We first obtain a semen sample either from a partner or donor in order to do the artificial insemination. Fresh semen is first washed and spun in a test tube to allow the most active sperm to swim through a layer of filtering media. The resulting pellet at the bottom of the tube that contains mainly motile sperm is then resuspended in a special fluid to invigorate the sperm and make them ready for intrauterine insemination (also called IUI or artificial insemination.
Sperm have to normally travel through the vagina and cervix before finally entering the uterus and up into the fallopian tubes. By directly injecting the concentrated sperm, we essentially make the journey for the sperm to travel much shorter, increasing the chances of more sperm encountering the ovulated egg in the fallopian tube.
Artificial Insemination may be prescribed in the cases of:
- Unexplained infertility
- Ovulation issues
- Problems with sperm delivery (male factor infertility)
- Cervical stenosis or abnormalities
- Third party reproduction
Fertility medications that cause the ovaries to mature several eggs at once may be used in conjunction with IUI.
IUI Success Rates
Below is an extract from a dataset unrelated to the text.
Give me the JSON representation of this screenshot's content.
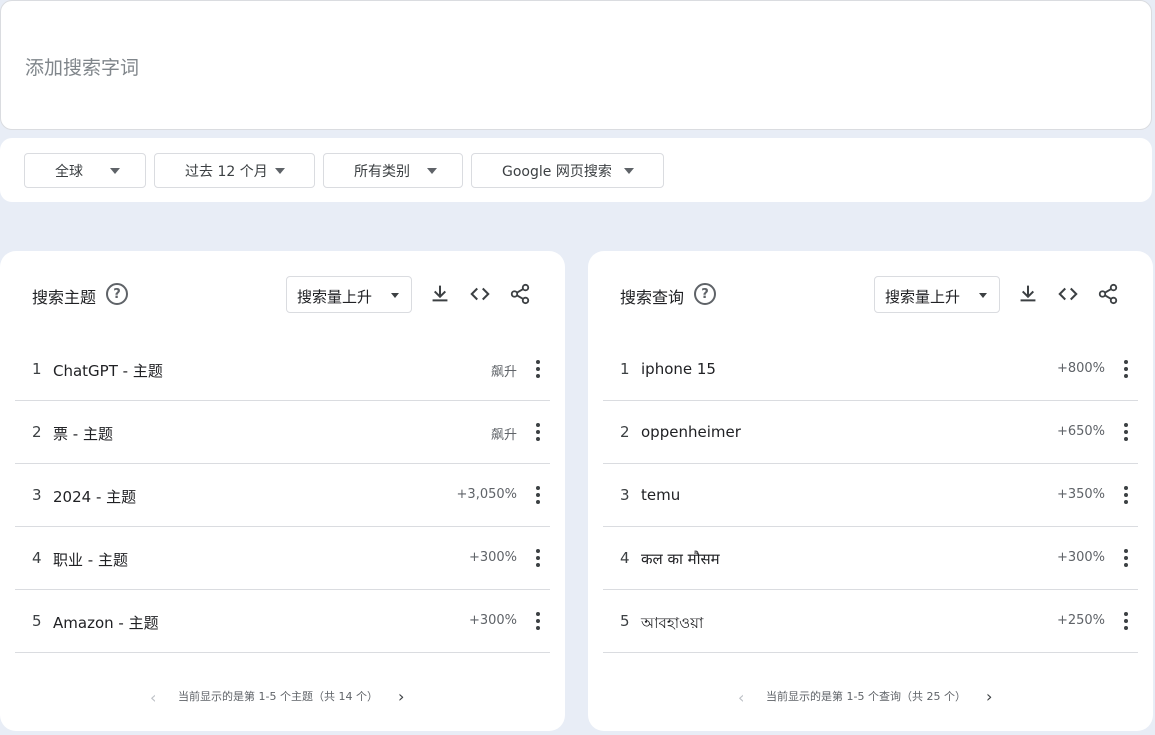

Whether an IUI is successful varies greatly depending on the underlying cause of infertility, the age of our patient, and her response to fertility medications. IUI works best in patients with unexplained infertility, producing almost double the pregnancy rate over no treatment.
IUI doesn’t work very well for men with low sperm production or who have slight abnormalities in their sperm. Women who have severe fallopian tube problems, moderate to severe endometriosis, or a history of pelvic (lower belly) infections will most likely see better success with In Vitro Fertilization (IVF).
Chances at success increase with each IUI attempt.